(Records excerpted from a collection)

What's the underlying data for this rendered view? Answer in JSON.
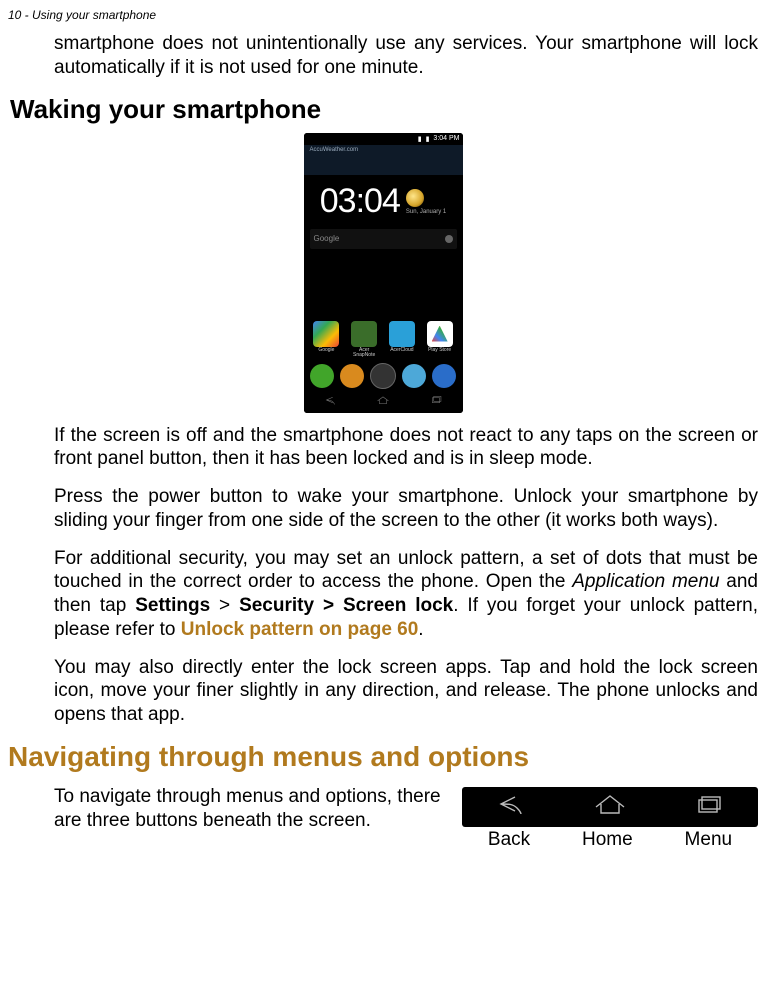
{
  "header": "10 - Using your smartphone",
  "intro_cont": "smartphone does not unintentionally use any services. Your smartphone will lock automatically if it is not used for one minute.",
  "h2_waking": "Waking your smartphone",
  "phone": {
    "status_time": "3:04 PM",
    "weather_brand": "AccuWeather.com",
    "clock": "03:04",
    "date": "Sun, January 1",
    "search": "Google",
    "apps": [
      {
        "label": "Google"
      },
      {
        "label": "Acer SnapNote"
      },
      {
        "label": "AcerCloud"
      },
      {
        "label": "Play Store"
      }
    ]
  },
  "p_if_screen": "If the screen is off and the smartphone does not react to any taps on the screen or front panel button, then it has been locked and is in sleep mode.",
  "p_press": "Press the power button to wake your smartphone. Unlock your smartphone by sliding your finger from one side of the screen to the other (it works both ways).",
  "p_security_pre": "For additional security, you may set an unlock pattern, a set of dots that must be touched in the correct order to access the phone. Open the ",
  "p_security_appmenu": "Application menu",
  "p_security_mid1": " and then tap ",
  "p_security_settings": "Settings",
  "p_security_gt1": " > ",
  "p_security_security": "Security > Screen lock",
  "p_security_mid2": ". If you forget your unlock pattern, please refer to ",
  "p_security_link": "Unlock pattern on page 60",
  "p_security_end": ".",
  "p_direct": "You may also directly enter the lock screen apps. Tap and  hold the lock screen icon, move your finer slightly in any direction, and release. The phone unlocks and opens that app.",
  "h1_nav": "Navigating through menus and options",
  "p_nav": "To navigate through menus and options, there are three buttons beneath the screen.",
  "nav_labels": {
    "back": "Back",
    "home": "Home",
    "menu": "Menu"
  }
}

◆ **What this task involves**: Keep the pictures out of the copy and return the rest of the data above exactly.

◆ **Output for this task**:
What's the underlying data for this rendered view? Answer in JSON.
{
  "header": "10 - Using your smartphone",
  "intro_cont": "smartphone does not unintentionally use any services. Your smartphone will lock automatically if it is not used for one minute.",
  "h2_waking": "Waking your smartphone",
  "phone": {
    "status_time": "3:04 PM",
    "weather_brand": "AccuWeather.com",
    "clock": "03:04",
    "date": "Sun, January 1",
    "search": "Google",
    "apps": [
      {
        "label": "Google"
      },
      {
        "label": "Acer SnapNote"
      },
      {
        "label": "AcerCloud"
      },
      {
        "label": "Play Store"
      }
    ]
  },
  "p_if_screen": "If the screen is off and the smartphone does not react to any taps on the screen or front panel button, then it has been locked and is in sleep mode.",
  "p_press": "Press the power button to wake your smartphone. Unlock your smartphone by sliding your finger from one side of the screen to the other (it works both ways).",
  "p_security_pre": "For additional security, you may set an unlock pattern, a set of dots that must be touched in the correct order to access the phone. Open the ",
  "p_security_appmenu": "Application menu",
  "p_security_mid1": " and then tap ",
  "p_security_settings": "Settings",
  "p_security_gt1": " > ",
  "p_security_security": "Security > Screen lock",
  "p_security_mid2": ". If you forget your unlock pattern, please refer to ",
  "p_security_link": "Unlock pattern on page 60",
  "p_security_end": ".",
  "p_direct": "You may also directly enter the lock screen apps. Tap and  hold the lock screen icon, move your finer slightly in any direction, and release. The phone unlocks and opens that app.",
  "h1_nav": "Navigating through menus and options",
  "p_nav": "To navigate through menus and options, there are three buttons beneath the screen.",
  "nav_labels": {
    "back": "Back",
    "home": "Home",
    "menu": "Menu"
  }
}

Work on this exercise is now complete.